Today is the anniversary of man first setting foot on the moon. I was young at the time, but old enough to know something major was happening. I can remember going outside and looking up, thinking that men were walking around. It was mind-boggling. It was astonishing. It was happening.
I wonder what that does to a generation. Steve Jobs, Stephen Hawking and Steven Spielberg all saw that. They were old enough to witness the moment that illustrated things not imagined even a couple of decades earlier were not only possible, but achievable. (On a side note: Perhaps naming your child some variation of “Steve” is a good idea.)
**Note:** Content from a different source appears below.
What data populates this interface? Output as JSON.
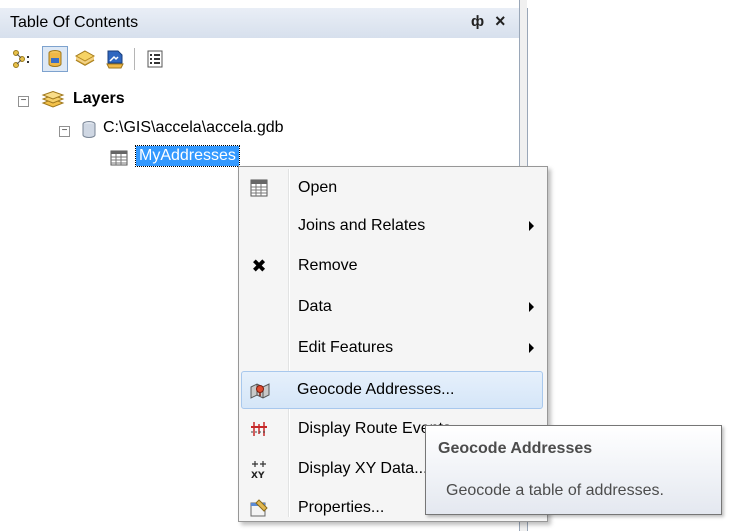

That’s not to say people were not coming up with inventive ideas before the moon landing, and certainly will afterwards. But it does make me think about how we’re influenced by the things we see at formative times in our personal histories.
Just as I remember the moon landing, I also remember Nixon’s resignation. Sociologists have been having a field day with that one for awhile, wondering if those of us at a critical time in our development were influenced by that in a way that made us apathetic.
More questions than answers, but I do wish every generation could experience the thrill of something as astonishing and other-worldly as landing on the moon.